    I agree with WmInce, I think you are confusing Vy and Vx. Your sketch even mixes them up, since you show Vy when discussing clearing an obstacle. Also, lift is not constant between flap configurations. More flaps = more lift. This is why liftoff is sooner with flaps. Of course, drag is also increased, but the point that I think you are missing is that for best angle, at Vx, this is beneficial.
  9. Back to Yosemite - smoky morning - normal lens

    Wow, amazing photos. Does the smoke have the same ethereal blue tint with the naked eye?
  10. Climb speeds

    That makes sense since you are solo more often than not, right? Since book V speeds are at gross, a lighter weight means slower Vy, so 78-80kts well under gross seems to match ~83kts at full weight. I should have clarified my Q as Vy "by the book" or at gross. My experience is best rate at ~83kts gross and ~80 solo w/ 20gal.
  11. Climb speeds

    This may be splitting hairs, but this is right on top of Vy for 0 flaps, which is listed as 78kts. Wouldn't you expect a greater difference? FWIW, this is published for the CTLS, and Vy for -6 is 5kts greater than for 0deg. Right or wrong, I use 83-84kts for Vy for -6, though I usually do more of a cruise climb at 95-100kts above TPA. Of course, this is starting at much lower altitudes than Ed flies (my field is 800').
  12. Climb speeds

    What are you assuming is Vy for -6 flaps?
  13. Flap light in the flap setup display
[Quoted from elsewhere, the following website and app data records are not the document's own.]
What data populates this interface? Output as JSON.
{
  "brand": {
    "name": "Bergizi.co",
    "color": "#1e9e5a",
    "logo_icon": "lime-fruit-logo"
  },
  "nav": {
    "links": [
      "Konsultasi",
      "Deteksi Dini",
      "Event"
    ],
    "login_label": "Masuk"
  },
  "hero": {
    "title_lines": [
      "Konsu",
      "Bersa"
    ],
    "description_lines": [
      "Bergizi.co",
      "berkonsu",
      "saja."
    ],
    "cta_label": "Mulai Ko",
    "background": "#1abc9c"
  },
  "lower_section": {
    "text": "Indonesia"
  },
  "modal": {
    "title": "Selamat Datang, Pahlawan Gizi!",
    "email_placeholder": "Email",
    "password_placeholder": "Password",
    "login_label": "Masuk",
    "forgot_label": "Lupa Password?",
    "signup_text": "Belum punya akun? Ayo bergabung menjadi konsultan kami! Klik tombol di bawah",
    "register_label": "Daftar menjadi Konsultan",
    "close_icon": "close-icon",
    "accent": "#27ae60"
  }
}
    I am far from an expert, and your CTLS display looks a bit different than on my CTSW, but according to my Operating Instructions, the upper right LED indicates "maximum up deflection." In the instructions it describes this when operating the flaps manually (rotating the control to the left) to know when the max up position is reached.
  14. "Climbs steeper," or clearing an obstacle, means angle, not rate. Therefore Vx, not Vy. This goes back to my skepticism in this and the other related thread regarding the contention that best angle will always be with least flaps on all aircraft, even those with negative flaps like the CT. Towards the goal of reaching best angle (not rate), at some configuration change that results in less drag, the accompanying decrease in lift and increasing ground speed -- which reduces best angle, everything else being equal -- leads to worse (shallower) climb angle.
  15. Climbing at -6 degrees vs 0 degrees?

    Higher speed is definitely a negative for best angle. The ideal is a helicopter taking off vertically, with zero forward speed.